—Smith Henderson, author of Fourth of July Creek
"Michael Crummey’s new novel The Innocents is a fantastic read. Written in graceful and evocative prose, Ada and Evered's story blurs the boundary between the quotidian and the strange until it becomes a meditation on the curious fact of existence itself. A wonderfully provocative and insightful book."
—Kevin Powers, author of Yellow Birds and A Shout in the Ruins
“Few novels have cast their spell on me as deeply as The Innocents. I am reminded of Dickens, not just the nineteenth-century setting and the imperiled children, but the artfulness: brilliant plot, unforgettable minor characters, perfect pacing. Yet Michael Crummey’s poetic voice and landscape are his own. The Innocents is brilliant.”
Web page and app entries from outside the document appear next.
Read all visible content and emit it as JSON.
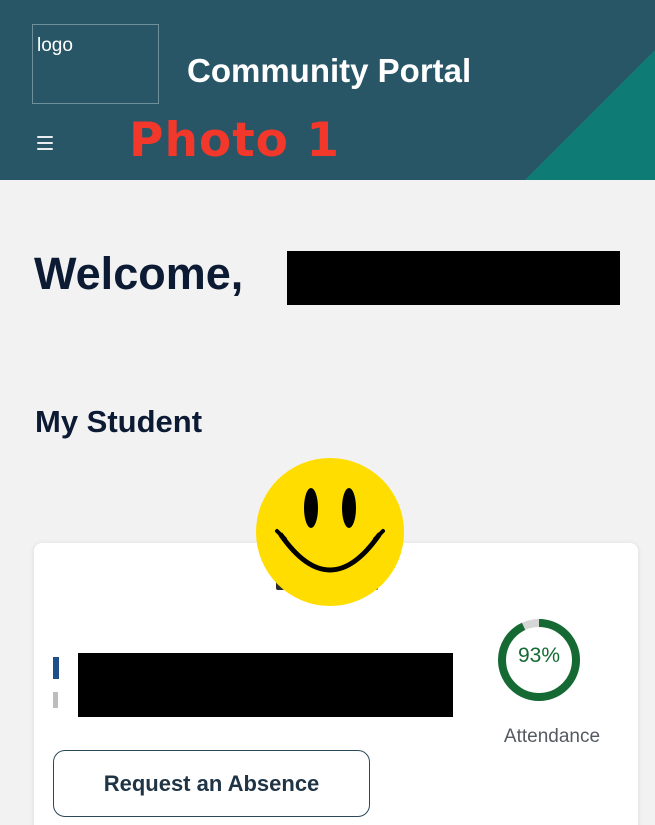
{
  "header": {
    "logo_text": "logo",
    "title": "Community Portal",
    "menu_icon": "hamburger-menu-icon",
    "overlay_label": "Photo 1",
    "colors": {
      "background": "#285667",
      "accent": "#0e7c74",
      "overlay_label": "#f2372b"
    }
  },
  "welcome": {
    "greeting": "Welcome,"
  },
  "my_student": {
    "heading": "My Student",
    "overlay_icon": "smiley-face-icon",
    "attendance": {
      "percent_text": "93%",
      "percent_value": 93,
      "label": "Attendance",
      "color": "#146a32"
    },
    "absence_button_label": "Request an Absence"
  }
}
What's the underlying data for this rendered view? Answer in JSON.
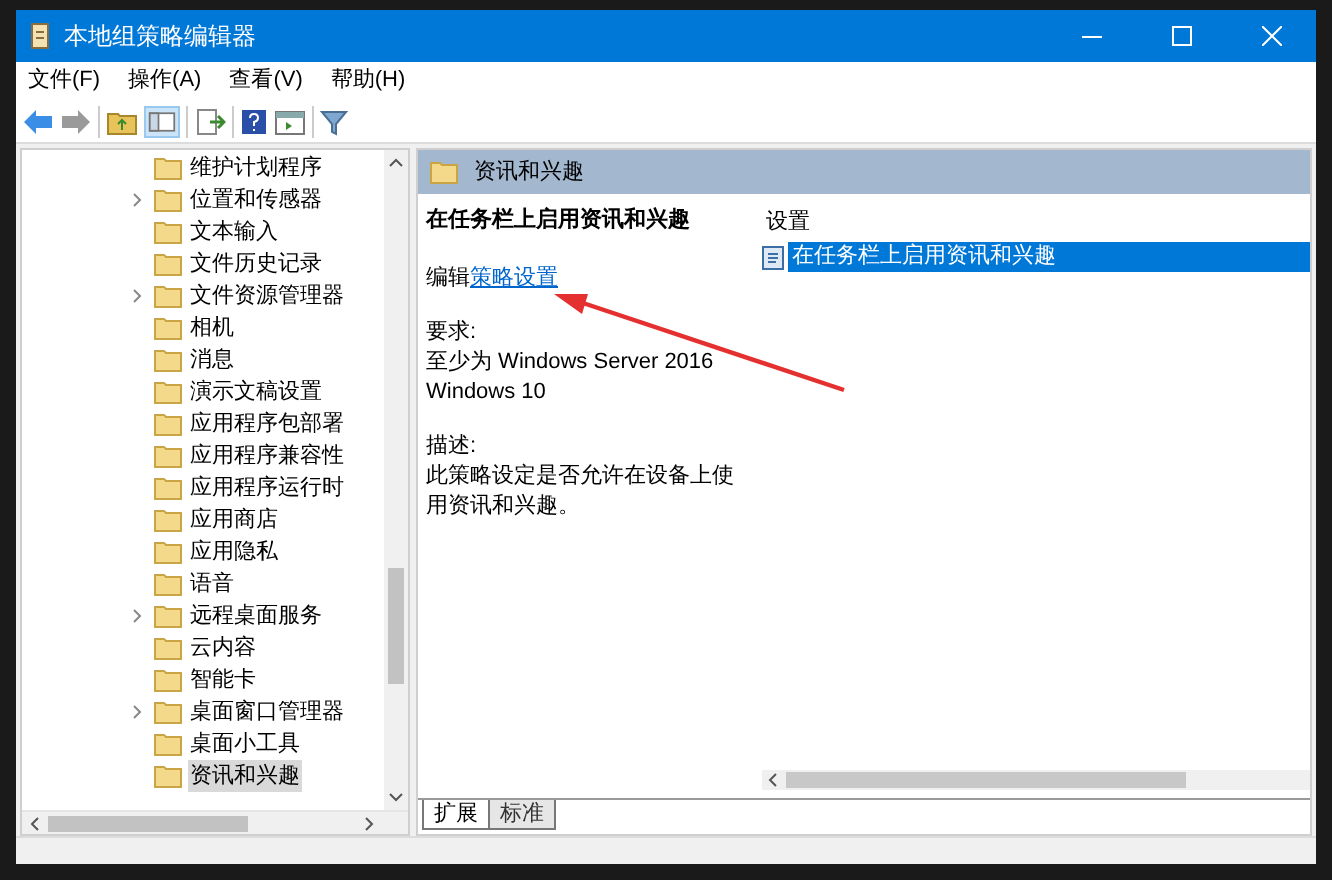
{
  "window": {
    "title": "本地组策略编辑器"
  },
  "menu": [
    "文件(F)",
    "操作(A)",
    "查看(V)",
    "帮助(H)"
  ],
  "tree": [
    {
      "label": "维护计划程序",
      "expandable": false,
      "selected": false
    },
    {
      "label": "位置和传感器",
      "expandable": true,
      "selected": false
    },
    {
      "label": "文本输入",
      "expandable": false,
      "selected": false
    },
    {
      "label": "文件历史记录",
      "expandable": false,
      "selected": false
    },
    {
      "label": "文件资源管理器",
      "expandable": true,
      "selected": false
    },
    {
      "label": "相机",
      "expandable": false,
      "selected": false
    },
    {
      "label": "消息",
      "expandable": false,
      "selected": false
    },
    {
      "label": "演示文稿设置",
      "expandable": false,
      "selected": false
    },
    {
      "label": "应用程序包部署",
      "expandable": false,
      "selected": false
    },
    {
      "label": "应用程序兼容性",
      "expandable": false,
      "selected": false
    },
    {
      "label": "应用程序运行时",
      "expandable": false,
      "selected": false
    },
    {
      "label": "应用商店",
      "expandable": false,
      "selected": false
    },
    {
      "label": "应用隐私",
      "expandable": false,
      "selected": false
    },
    {
      "label": "语音",
      "expandable": false,
      "selected": false
    },
    {
      "label": "远程桌面服务",
      "expandable": true,
      "selected": false
    },
    {
      "label": "云内容",
      "expandable": false,
      "selected": false
    },
    {
      "label": "智能卡",
      "expandable": false,
      "selected": false
    },
    {
      "label": "桌面窗口管理器",
      "expandable": true,
      "selected": false
    },
    {
      "label": "桌面小工具",
      "expandable": false,
      "selected": false
    },
    {
      "label": "资讯和兴趣",
      "expandable": false,
      "selected": true
    }
  ],
  "details": {
    "header": "资讯和兴趣",
    "setting_title": "在任务栏上启用资讯和兴趣",
    "edit_prefix": "编辑",
    "edit_link": "策略设置",
    "requirements_label": "要求:",
    "requirements": [
      "至少为 Windows Server 2016",
      "Windows 10"
    ],
    "description_label": "描述:",
    "description": "此策略设定是否允许在设备上使用资讯和兴趣。"
  },
  "settings": {
    "column": "设置",
    "rows": [
      {
        "label": "在任务栏上启用资讯和兴趣",
        "selected": true
      }
    ]
  },
  "tabs": [
    {
      "label": "扩展",
      "selected": true
    },
    {
      "label": "标准",
      "selected": false
    }
  ]
}
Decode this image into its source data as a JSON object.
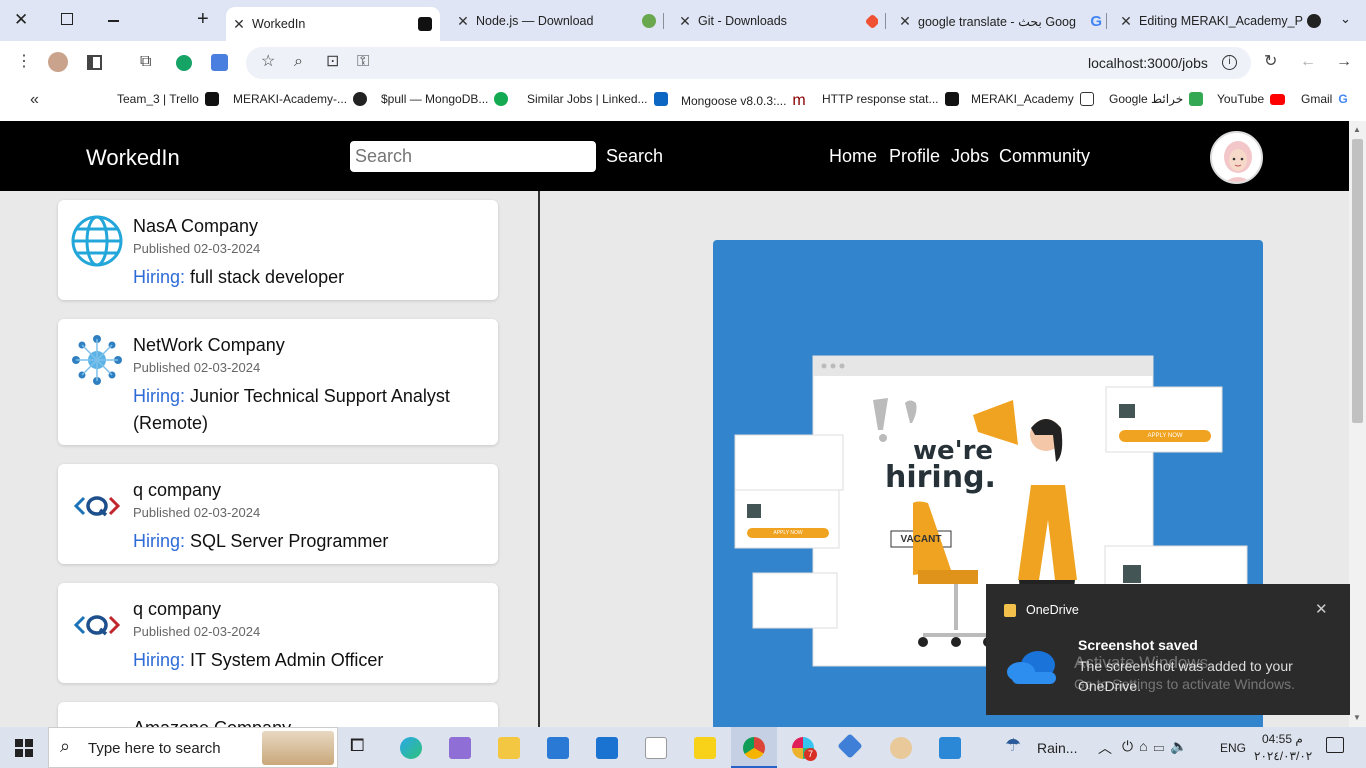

—Ron Rash, author of Serena
“Page-turning…An unusual, gripping period novel from a much-honored Canadian writer.”
—Kirkus (starred review)
“The riveting story of an orphaned brother and sister whose relationship is tested by hardship and isolation in 19th-century coastal Labrador…A richly fashioned story told with great sensitivity—one that is as credible as it is magical. The Innocents reminds us of all the reasons we read—to understand, to imagine, to find compassion and to witness the making of art.”
—BookPage (starred review)
“Heartfelt, extraordinary...Crummey delivers profound insight into how individuals grapple with the forces of nature, not only in the unpredictable environment, but in the mystifying interior of their temperaments, drives, and character. This story of how two guileless youngsters navigate life will have a deep emotional impact on its readers.”
“A gorgeous portrait of remote Newfoundland of yesterday with a remarkable story of human resilience at its core.”
"Moving...The relentless bleakness is alleviated by the cinematic depiction of the surrounding wilderness, with Crummey’s prose recalling that of Jim Crace in its strange, archaic terminology and sense of timelessness.”
"Inventive, dark, pathos-evoking, this sensitive novel of survival and discovery asks just how far innocence stretches in a remote cove of Newfoundland...This searing novel will keep readers engrossed in its harsh world long after its hopeful conclusion."